Examine each line of the listing below. Copy those in which the string "Positionen" appears.
---
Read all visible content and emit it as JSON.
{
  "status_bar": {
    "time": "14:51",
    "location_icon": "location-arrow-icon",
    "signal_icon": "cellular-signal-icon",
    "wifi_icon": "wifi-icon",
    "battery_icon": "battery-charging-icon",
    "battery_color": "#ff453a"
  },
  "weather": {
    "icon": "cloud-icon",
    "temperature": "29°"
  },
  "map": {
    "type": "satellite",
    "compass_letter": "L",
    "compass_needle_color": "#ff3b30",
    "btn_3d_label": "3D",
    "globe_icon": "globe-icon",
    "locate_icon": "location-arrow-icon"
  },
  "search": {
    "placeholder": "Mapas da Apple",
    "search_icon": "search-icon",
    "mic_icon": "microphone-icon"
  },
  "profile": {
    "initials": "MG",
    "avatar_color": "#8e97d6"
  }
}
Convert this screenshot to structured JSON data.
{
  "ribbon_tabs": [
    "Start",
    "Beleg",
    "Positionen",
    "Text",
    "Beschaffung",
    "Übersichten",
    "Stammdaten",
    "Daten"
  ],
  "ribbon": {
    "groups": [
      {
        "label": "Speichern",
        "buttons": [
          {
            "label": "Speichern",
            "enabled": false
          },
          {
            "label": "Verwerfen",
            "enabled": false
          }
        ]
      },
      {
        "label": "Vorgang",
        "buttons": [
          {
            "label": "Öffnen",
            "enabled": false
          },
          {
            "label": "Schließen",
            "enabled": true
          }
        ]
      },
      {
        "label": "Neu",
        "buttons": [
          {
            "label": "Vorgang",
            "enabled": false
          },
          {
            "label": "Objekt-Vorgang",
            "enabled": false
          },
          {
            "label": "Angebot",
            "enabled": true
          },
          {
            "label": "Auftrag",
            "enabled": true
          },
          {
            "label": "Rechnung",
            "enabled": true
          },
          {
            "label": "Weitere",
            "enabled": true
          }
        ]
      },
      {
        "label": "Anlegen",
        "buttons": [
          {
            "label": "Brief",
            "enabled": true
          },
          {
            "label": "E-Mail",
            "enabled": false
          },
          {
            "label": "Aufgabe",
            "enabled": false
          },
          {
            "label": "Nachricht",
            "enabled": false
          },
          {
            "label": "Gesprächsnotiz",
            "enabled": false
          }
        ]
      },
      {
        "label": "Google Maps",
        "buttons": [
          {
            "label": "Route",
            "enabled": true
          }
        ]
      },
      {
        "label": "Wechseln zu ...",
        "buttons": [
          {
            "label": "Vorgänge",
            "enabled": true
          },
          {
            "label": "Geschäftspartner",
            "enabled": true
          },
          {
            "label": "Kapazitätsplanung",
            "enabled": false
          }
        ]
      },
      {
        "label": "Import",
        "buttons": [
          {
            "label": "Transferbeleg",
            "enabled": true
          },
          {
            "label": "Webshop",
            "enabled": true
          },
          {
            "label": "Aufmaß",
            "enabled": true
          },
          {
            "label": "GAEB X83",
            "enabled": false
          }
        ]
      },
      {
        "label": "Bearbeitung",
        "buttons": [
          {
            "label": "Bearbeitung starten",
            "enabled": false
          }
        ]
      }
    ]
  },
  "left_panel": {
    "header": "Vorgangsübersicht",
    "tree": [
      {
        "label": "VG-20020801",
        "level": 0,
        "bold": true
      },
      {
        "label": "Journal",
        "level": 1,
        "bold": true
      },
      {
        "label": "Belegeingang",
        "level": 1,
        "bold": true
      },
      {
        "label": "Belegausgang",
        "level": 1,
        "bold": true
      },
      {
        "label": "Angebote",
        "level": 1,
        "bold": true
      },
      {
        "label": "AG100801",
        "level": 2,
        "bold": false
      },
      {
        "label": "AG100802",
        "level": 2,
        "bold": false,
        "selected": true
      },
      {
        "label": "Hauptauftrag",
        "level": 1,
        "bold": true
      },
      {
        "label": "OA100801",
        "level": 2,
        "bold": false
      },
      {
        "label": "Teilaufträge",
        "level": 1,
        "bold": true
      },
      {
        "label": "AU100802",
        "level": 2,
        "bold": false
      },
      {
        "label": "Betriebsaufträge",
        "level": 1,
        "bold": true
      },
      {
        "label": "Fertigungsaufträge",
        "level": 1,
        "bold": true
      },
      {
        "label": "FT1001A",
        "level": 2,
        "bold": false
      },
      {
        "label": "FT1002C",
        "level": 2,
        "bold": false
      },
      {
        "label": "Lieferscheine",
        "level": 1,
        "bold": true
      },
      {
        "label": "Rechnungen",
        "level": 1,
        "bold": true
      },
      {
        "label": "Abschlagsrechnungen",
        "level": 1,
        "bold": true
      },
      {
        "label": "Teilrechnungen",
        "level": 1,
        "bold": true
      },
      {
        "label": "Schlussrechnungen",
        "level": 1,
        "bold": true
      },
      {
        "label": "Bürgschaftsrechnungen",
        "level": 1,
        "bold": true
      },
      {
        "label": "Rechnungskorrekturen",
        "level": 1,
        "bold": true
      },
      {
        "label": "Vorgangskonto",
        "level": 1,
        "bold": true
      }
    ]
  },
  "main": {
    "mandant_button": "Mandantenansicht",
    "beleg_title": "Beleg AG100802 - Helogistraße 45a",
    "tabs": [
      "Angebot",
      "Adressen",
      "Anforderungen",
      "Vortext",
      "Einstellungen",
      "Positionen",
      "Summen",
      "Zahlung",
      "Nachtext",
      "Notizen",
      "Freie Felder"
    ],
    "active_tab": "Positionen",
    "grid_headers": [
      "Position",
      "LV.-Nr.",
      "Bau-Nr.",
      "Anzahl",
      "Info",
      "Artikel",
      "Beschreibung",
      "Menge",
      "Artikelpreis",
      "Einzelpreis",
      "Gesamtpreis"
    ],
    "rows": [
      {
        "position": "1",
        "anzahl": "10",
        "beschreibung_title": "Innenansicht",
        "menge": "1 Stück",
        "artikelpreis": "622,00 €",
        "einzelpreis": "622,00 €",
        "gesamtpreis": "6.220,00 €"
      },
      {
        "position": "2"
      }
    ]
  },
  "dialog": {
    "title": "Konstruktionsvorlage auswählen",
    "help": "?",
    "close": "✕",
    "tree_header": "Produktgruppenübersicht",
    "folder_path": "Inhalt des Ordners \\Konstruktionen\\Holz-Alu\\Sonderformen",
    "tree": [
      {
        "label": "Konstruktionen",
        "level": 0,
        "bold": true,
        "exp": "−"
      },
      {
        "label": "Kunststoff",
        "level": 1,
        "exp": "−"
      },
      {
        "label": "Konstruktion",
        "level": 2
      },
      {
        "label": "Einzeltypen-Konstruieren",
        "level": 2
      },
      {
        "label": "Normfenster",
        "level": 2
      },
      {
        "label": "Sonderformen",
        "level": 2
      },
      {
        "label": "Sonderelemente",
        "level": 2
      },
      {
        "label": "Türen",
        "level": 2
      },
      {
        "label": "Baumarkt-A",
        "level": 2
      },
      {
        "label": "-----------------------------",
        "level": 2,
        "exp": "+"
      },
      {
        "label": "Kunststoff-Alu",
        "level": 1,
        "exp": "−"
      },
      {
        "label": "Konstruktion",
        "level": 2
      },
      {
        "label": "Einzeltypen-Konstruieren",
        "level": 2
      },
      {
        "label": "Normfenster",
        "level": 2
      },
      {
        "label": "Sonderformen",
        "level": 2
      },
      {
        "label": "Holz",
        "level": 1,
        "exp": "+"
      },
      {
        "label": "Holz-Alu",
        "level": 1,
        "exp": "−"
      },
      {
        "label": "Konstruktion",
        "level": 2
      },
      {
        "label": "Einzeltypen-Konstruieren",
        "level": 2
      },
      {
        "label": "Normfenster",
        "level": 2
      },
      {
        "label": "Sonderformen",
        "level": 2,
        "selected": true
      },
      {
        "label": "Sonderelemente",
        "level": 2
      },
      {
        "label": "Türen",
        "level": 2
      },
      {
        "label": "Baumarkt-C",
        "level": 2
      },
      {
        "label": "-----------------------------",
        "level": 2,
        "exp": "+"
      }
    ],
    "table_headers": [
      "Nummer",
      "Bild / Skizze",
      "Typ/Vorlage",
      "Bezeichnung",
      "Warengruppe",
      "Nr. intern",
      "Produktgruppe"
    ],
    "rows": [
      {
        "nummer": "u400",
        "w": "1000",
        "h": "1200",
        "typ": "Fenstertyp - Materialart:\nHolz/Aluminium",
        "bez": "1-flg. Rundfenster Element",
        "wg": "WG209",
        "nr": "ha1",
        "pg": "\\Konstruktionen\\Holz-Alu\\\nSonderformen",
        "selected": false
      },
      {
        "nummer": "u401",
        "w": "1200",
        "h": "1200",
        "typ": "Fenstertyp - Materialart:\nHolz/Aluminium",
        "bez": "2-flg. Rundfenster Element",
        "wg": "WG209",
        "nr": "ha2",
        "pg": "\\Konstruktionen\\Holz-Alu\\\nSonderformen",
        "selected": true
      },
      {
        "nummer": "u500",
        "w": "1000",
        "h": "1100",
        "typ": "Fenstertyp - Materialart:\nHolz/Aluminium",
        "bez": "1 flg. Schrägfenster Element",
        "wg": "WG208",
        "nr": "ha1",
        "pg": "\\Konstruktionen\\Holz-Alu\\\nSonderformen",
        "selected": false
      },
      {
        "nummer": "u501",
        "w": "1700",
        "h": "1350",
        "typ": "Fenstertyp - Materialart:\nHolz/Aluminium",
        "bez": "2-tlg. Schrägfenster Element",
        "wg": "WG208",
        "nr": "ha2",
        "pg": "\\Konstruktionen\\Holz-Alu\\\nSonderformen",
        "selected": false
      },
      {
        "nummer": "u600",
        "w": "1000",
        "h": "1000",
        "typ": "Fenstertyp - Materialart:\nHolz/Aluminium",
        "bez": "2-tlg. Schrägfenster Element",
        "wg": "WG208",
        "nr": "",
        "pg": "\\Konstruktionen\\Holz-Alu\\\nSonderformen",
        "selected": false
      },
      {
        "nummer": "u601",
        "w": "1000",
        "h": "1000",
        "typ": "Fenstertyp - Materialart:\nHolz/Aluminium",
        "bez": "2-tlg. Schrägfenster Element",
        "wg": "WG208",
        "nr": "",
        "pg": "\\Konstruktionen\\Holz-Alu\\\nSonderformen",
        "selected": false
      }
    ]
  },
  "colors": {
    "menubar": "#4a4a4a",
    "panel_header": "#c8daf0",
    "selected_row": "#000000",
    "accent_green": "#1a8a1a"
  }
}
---
_Written solution_
    "Positionen",
      "Positionen",
    "active_tab": "Positionen",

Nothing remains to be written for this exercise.